THE brain’s one hundred billion cells make trillions of connections and fire off electrical currents travelling up to 300 miles an hour, even as it is getting the body to do the seemingly simplest of tasks.

So how on earth do you soothe this incomparable feat of natural engineering – treat the catalogue of problems that can go wrong with it – the natural way?

Well, mother and daughter team Elaine and Nicolette Perry, the former an emeritus professor in the field of neuroscience and the latter experienced in the art of pharmacognosy, the science of obtaining medicinal drugs from plants, can provide at least some of the answers.

They are also founder and director respectively of the renowned Dilston Physic Garden, on the outskirts of Corbridge.

Their collaborative book Botanical Brain Balms: medicinal plants for memory, mood and mind is hot off the press and, in itself, a route to relaxation from page one.

Beautifully written and produced and published by Filbert Press, it is accessible, digestible and brimful with facts, folklore and recommendations.

A quote from Galen of Pergamon, Greek physician and philosopher during the days of the Roman Empire, sets the tone: ‘Look to the nervous system as the key to maximum health.’

Hippocrates before him said ‘Let food be thy medicine and medicine thy food’ and the Perrys expand on that theme, educating as they go.

Why take botanical brain balms? they begin. The answer: they work in a different way to conventional medicine because plant extracts are ‘multi-drugs’, meaning they contain a range of ingredients, each bearing different health benefits, unlike single drug medicines.

The duo say: ‘The World Health Organisation recognises the use of herbal medicine in developing (and increasingly developed) countries as an essential component of primary healthcare.

‘Traditional plant medicines, as long as they are produced, prescribed and used correctly, have a long legacy of safe use simply because they have been taken for hundreds, if not thousands, of years.

‘Most plant medicines have fewer side effects compared to chemical drugs, and some have none at all.’

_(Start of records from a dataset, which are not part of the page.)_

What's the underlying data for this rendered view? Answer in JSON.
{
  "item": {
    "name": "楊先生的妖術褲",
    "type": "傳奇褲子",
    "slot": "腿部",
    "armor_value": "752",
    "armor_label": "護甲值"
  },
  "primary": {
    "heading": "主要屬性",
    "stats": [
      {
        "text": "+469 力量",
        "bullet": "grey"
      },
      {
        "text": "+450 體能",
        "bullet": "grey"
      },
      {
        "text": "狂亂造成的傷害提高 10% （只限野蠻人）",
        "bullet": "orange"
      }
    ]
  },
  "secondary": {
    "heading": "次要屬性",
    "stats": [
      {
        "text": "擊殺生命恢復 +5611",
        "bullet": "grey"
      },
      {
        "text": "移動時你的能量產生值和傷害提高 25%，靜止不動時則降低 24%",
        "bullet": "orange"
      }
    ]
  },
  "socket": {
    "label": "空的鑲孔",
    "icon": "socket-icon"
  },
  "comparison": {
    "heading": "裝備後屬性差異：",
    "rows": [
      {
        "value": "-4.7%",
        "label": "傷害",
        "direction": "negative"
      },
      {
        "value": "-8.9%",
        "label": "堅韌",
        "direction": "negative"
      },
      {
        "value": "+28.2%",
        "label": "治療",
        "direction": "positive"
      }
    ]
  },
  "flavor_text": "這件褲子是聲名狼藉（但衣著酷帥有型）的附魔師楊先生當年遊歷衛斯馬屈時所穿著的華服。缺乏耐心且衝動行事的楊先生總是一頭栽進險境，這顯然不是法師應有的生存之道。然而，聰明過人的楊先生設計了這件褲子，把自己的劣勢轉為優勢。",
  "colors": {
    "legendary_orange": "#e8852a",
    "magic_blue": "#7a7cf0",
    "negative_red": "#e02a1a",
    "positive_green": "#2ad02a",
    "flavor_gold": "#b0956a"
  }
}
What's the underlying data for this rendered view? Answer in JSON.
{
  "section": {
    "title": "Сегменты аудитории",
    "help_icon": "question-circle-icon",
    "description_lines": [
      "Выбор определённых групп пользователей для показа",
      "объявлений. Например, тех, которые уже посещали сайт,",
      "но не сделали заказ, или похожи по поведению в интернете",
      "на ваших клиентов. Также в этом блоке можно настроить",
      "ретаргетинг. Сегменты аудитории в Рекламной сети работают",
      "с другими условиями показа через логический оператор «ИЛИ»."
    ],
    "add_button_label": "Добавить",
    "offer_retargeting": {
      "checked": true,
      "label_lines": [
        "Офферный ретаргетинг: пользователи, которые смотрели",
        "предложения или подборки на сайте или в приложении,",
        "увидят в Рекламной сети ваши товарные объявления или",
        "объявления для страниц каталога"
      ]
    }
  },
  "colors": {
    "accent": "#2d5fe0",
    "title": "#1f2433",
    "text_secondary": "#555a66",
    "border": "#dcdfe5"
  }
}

What they do have though, and often to great effect, is the ability to boost cognition, promote sleep, banish the blues and relieve pain, they say.

Fifty-six plants are included in the book – those with the greatest weight of science behind them going first. In the chapter ‘Cognition boosters’ the duo come into their own.

In recent years, Nicolette’s interest in using sage to treat Alzheimer’s triggered a collaborative investigation with Newcastle University into the benefits of the herb to the central nervous system.

Elaine, meanwhile, has written and contributed to more than 400 papers on the brain, on subjects such as Alzheimer’s, cognition and hallucinations.

The top eight plants they say nurture our powers of cognition are sage, peppermint, rosemary, the exotic bacopa, clubmoss, nigella, walnut and blueberry.

Clubmoss is an interesting one. It took the world by storm 50 years ago, but the Chinese had been turning it into a curative cup of tea for at least 1,000 years before that. It calmed inflammation and fever and improved memory, they have long believed.

Recent clinical studies have indeed confirmed that it contains an active ingredient huperzine which, in the 1990s, was approved for the treatment of Alzheimer’s.

And when it comes to blueberries, they are one of the most important contributions made by Native Americans to world plant medicine.

Many countries now regard the little blue things as one of the top health foods, due to the fact they contain high concentrations of the phenolic acids that are antioxidants.

Eat the fresh berries, juice, freeze or dry them, or bake them into fragrant blueberry and walnut muffins using the recipe in the book – just one of the many tasty ideas for getting the good stuff down you.

Taste-bud ticklers:

In a clinical trial an active ingredient in turmeric, curcumin, was given to 60 people for six weeks. It was found to be as effective as the conventional antidepressant fluoxetine.

The benefits of European sage, used since the 16th century to improve memory, attention span and mood, have also been confirmed in a clinical study.

Rosemary, dark chocolate and bananas contain blues-busting chemicals, with lavender and St John’s wort in particular said to tackle depression and fatigue.

Pain relievers include the well-known arnica (the anti-inflammatory plant medicine and not the homeopathic variety), cannabis, feverfew and cayenne pepper.

Plants that combat mental fatigue and restore energy include liquorice, garlic, nettle and ginger. The book contains a recipe for nettle and wild garlic soup.